Your assignment – Down to the last line, repeat the data below exactly.

[Excerpts from an interface dataset]
※ ※ ※

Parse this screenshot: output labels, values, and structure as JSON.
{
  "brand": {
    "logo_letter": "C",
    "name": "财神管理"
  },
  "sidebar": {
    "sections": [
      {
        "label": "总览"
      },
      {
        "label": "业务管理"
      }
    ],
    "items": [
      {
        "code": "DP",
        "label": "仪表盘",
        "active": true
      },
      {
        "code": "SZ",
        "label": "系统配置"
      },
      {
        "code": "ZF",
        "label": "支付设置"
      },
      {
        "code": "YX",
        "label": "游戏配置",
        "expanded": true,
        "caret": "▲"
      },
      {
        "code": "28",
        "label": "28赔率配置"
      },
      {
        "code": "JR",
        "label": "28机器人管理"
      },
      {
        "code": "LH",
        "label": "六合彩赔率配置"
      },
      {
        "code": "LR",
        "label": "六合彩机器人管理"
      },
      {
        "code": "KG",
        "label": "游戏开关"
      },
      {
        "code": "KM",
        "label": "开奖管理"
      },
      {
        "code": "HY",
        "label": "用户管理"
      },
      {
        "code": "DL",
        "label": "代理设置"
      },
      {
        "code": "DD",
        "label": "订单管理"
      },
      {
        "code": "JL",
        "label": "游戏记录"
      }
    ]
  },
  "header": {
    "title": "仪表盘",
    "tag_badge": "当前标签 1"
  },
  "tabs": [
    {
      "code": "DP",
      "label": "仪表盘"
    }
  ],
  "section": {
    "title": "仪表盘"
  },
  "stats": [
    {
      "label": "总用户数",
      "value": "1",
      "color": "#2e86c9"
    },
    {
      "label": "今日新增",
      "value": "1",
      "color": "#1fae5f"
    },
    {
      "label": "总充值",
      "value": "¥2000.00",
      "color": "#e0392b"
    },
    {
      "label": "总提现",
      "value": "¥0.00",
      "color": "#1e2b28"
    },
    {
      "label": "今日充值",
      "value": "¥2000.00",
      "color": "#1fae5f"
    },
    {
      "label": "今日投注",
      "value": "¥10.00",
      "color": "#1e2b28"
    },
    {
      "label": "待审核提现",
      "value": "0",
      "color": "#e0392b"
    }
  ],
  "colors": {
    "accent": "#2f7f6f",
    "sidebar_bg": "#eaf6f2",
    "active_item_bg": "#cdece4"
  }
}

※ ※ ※

Exercise solution –
Parse this screenshot: output labels, values, and structure as JSON.
{
  "brand": {
    "logo_letter": "C",
    "name": "财神管理"
  },
  "sidebar": {
    "sections": [
      {
        "label": "总览"
      },
      {
        "label": "业务管理"
      }
    ],
    "items": [
      {
        "code": "DP",
        "label": "仪表盘",
        "active": true
      },
      {
        "code": "SZ",
        "label": "系统配置"
      },
      {
        "code": "ZF",
        "label": "支付设置"
      },
      {
        "code": "YX",
        "label": "游戏配置",
        "expanded": true,
        "caret": "▲"
      },
      {
        "code": "28",
        "label": "28赔率配置"
      },
      {
        "code": "JR",
        "label": "28机器人管理"
      },
      {
        "code": "LH",
        "label": "六合彩赔率配置"
      },
      {
        "code": "LR",
        "label": "六合彩机器人管理"
      },
      {
        "code": "KG",
        "label": "游戏开关"
      },
      {
        "code": "KM",
        "label": "开奖管理"
      },
      {
        "code": "HY",
        "label": "用户管理"
      },
      {
        "code": "DL",
        "label": "代理设置"
      },
      {
        "code": "DD",
        "label": "订单管理"
      },
      {
        "code": "JL",
        "label": "游戏记录"
      }
    ]
  },
  "header": {
    "title": "仪表盘",
    "tag_badge": "当前标签 1"
  },
  "tabs": [
    {
      "code": "DP",
      "label": "仪表盘"
    }
  ],
  "section": {
    "title": "仪表盘"
  },
  "stats": [
    {
      "label": "总用户数",
      "value": "1",
      "color": "#2e86c9"
    },
    {
      "label": "今日新增",
      "value": "1",
      "color": "#1fae5f"
    },
    {
      "label": "总充值",
      "value": "¥2000.00",
      "color": "#e0392b"
    },
    {
      "label": "总提现",
      "value": "¥0.00",
      "color": "#1e2b28"
    },
    {
      "label": "今日充值",
      "value": "¥2000.00",
      "color": "#1fae5f"
    },
    {
      "label": "今日投注",
      "value": "¥10.00",
      "color": "#1e2b28"
    },
    {
      "label": "待审核提现",
      "value": "0",
      "color": "#e0392b"
    }
  ],
  "colors": {
    "accent": "#2f7f6f",
    "sidebar_bg": "#eaf6f2",
    "active_item_bg": "#cdece4"
  }
}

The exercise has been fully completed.